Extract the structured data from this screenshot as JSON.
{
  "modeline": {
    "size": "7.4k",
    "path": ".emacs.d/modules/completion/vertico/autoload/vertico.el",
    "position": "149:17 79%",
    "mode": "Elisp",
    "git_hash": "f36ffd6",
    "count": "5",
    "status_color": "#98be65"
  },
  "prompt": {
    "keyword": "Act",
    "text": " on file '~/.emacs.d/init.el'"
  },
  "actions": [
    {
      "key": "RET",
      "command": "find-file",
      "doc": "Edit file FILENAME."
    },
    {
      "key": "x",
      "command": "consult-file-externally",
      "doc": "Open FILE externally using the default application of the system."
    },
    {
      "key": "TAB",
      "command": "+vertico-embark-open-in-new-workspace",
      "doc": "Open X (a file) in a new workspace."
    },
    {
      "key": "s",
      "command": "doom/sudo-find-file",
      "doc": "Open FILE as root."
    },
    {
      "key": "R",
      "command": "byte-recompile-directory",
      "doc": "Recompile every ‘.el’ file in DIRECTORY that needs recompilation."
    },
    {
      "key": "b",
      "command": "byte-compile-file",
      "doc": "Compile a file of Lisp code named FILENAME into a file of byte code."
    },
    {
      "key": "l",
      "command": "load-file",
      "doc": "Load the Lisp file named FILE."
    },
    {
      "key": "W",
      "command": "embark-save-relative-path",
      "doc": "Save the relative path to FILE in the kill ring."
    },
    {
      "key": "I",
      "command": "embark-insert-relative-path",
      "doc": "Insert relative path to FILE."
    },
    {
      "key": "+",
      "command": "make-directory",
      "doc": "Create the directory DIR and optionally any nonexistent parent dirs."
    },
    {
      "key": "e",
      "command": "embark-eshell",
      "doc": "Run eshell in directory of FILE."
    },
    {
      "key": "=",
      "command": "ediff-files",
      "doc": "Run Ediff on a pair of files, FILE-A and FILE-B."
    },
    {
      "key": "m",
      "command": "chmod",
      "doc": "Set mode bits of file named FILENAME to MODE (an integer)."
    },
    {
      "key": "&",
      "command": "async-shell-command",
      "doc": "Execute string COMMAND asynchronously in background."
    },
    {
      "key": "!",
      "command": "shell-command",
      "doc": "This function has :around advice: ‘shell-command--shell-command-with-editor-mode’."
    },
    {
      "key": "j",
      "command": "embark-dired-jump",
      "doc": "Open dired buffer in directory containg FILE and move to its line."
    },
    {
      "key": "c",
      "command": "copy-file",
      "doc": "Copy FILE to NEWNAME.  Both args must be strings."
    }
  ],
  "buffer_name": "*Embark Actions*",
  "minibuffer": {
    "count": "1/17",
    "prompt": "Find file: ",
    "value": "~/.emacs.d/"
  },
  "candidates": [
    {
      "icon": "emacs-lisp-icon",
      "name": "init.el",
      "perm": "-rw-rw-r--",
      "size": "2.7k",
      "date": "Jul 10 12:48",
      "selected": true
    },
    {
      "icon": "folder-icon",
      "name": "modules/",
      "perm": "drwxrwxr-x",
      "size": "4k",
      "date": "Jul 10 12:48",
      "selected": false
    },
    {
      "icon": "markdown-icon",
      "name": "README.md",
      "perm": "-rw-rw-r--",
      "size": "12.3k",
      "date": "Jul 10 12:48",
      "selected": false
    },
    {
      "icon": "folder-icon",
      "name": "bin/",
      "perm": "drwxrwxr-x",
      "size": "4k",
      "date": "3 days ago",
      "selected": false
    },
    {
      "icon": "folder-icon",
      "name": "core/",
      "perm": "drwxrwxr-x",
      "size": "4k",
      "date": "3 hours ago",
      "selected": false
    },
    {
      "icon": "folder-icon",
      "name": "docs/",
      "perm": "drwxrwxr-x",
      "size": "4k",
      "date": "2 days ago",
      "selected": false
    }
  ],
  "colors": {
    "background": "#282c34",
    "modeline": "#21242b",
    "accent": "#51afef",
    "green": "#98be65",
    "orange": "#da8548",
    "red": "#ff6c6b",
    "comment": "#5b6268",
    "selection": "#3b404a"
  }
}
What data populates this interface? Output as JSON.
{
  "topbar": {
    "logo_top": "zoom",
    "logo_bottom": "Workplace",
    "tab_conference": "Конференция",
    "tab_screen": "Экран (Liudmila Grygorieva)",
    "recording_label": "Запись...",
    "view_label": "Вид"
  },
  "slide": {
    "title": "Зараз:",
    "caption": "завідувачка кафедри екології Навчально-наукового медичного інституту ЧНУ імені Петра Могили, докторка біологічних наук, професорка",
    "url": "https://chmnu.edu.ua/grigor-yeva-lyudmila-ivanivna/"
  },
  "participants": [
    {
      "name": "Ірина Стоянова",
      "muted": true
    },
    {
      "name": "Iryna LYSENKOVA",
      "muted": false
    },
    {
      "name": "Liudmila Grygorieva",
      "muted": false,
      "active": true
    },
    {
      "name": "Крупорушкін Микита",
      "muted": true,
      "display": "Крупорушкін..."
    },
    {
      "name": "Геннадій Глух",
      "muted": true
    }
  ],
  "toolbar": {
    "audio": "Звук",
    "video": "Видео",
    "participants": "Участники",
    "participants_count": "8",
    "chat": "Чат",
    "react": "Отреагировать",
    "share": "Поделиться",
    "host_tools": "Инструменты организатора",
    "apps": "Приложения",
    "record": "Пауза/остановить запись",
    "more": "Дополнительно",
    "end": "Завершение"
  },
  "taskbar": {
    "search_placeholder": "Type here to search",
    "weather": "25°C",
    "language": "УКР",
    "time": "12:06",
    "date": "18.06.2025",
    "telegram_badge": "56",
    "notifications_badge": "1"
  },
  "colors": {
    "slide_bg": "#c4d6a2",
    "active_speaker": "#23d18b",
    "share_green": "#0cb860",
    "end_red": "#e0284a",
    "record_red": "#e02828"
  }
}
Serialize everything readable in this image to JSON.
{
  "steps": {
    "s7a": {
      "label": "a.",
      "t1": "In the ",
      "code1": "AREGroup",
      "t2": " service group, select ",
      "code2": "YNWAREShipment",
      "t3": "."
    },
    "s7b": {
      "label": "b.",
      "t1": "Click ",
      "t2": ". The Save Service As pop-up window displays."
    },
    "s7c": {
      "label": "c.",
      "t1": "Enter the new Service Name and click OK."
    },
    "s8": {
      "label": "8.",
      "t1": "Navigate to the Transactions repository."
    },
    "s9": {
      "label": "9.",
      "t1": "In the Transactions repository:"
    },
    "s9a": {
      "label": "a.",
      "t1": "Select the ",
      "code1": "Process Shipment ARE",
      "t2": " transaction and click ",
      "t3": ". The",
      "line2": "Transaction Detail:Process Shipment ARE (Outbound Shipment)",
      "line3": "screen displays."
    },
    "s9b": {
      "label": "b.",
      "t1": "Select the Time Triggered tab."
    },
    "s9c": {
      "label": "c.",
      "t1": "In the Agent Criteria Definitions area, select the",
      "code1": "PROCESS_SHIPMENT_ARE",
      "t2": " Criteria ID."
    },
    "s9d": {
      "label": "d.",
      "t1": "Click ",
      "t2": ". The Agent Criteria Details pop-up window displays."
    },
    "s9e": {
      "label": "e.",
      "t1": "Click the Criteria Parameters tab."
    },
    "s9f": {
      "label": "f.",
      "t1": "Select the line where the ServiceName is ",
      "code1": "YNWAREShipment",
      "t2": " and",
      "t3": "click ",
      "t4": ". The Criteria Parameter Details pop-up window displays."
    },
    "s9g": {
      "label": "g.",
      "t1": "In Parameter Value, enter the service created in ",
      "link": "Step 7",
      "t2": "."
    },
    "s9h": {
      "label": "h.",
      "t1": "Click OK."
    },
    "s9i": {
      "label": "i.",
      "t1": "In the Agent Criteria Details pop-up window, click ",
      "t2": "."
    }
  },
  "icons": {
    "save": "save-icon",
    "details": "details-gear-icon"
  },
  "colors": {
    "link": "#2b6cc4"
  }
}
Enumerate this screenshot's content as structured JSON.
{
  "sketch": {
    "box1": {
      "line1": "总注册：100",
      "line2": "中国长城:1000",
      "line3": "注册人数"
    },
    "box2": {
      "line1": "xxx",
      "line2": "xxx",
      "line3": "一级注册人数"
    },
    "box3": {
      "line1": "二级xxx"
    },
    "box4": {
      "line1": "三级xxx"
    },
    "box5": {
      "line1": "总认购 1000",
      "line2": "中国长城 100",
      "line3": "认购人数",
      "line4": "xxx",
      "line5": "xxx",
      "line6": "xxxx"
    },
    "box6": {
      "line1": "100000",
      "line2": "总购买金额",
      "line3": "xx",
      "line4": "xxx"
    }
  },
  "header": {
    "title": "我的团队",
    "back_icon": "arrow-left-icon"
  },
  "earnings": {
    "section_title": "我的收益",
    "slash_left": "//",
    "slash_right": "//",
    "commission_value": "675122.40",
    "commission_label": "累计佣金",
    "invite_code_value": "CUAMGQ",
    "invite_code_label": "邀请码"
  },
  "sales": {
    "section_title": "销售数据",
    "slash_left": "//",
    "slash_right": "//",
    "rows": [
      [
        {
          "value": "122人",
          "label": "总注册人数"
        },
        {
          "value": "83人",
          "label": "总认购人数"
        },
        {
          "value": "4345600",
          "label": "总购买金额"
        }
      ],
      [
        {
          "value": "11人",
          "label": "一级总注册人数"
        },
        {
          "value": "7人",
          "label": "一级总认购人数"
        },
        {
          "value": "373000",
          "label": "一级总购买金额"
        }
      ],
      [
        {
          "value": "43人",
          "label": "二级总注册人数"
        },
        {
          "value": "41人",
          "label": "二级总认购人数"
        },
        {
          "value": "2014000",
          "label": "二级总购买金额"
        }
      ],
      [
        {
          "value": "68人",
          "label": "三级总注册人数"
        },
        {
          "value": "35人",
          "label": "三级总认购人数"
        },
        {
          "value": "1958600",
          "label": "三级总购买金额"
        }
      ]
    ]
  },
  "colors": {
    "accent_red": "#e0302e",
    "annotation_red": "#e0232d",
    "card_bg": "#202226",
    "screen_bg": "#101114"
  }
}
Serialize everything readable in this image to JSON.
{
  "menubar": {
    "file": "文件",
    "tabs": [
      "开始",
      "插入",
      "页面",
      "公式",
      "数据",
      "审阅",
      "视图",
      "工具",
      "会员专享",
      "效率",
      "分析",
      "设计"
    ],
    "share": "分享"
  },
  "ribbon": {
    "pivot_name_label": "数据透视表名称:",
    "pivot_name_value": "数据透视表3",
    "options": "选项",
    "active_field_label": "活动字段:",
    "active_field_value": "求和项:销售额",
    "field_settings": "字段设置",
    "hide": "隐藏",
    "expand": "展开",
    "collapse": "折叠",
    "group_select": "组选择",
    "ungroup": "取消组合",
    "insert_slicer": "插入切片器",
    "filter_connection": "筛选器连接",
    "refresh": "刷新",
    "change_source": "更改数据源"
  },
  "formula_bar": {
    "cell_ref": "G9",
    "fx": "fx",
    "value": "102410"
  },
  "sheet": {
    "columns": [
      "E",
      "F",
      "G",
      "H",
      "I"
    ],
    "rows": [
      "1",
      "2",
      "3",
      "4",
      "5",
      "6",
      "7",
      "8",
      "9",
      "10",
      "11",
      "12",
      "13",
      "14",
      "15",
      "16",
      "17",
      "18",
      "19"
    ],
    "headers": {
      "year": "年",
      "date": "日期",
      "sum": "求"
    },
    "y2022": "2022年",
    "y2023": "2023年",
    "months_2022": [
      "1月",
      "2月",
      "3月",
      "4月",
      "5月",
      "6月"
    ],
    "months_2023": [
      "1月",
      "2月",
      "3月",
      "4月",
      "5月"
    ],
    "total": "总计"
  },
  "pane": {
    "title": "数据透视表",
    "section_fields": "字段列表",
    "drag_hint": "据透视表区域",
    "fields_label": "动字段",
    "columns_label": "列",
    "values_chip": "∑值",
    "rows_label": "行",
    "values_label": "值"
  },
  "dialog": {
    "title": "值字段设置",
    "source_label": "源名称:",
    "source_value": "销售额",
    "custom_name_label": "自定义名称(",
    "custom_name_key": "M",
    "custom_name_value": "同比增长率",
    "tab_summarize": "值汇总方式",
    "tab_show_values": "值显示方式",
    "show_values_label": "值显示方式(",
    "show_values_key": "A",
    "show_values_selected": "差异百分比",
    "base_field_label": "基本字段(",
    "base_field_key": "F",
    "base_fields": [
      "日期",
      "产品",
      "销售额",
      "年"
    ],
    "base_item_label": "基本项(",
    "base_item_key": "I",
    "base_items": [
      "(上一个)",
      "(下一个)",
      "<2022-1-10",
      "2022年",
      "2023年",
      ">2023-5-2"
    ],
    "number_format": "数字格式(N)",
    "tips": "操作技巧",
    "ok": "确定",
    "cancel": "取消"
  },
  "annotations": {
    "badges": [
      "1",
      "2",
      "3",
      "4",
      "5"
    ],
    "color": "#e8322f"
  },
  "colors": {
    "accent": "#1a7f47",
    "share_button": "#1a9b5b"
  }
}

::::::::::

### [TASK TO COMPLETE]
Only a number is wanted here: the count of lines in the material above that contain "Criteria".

### [REPLY TO THE TASK]
6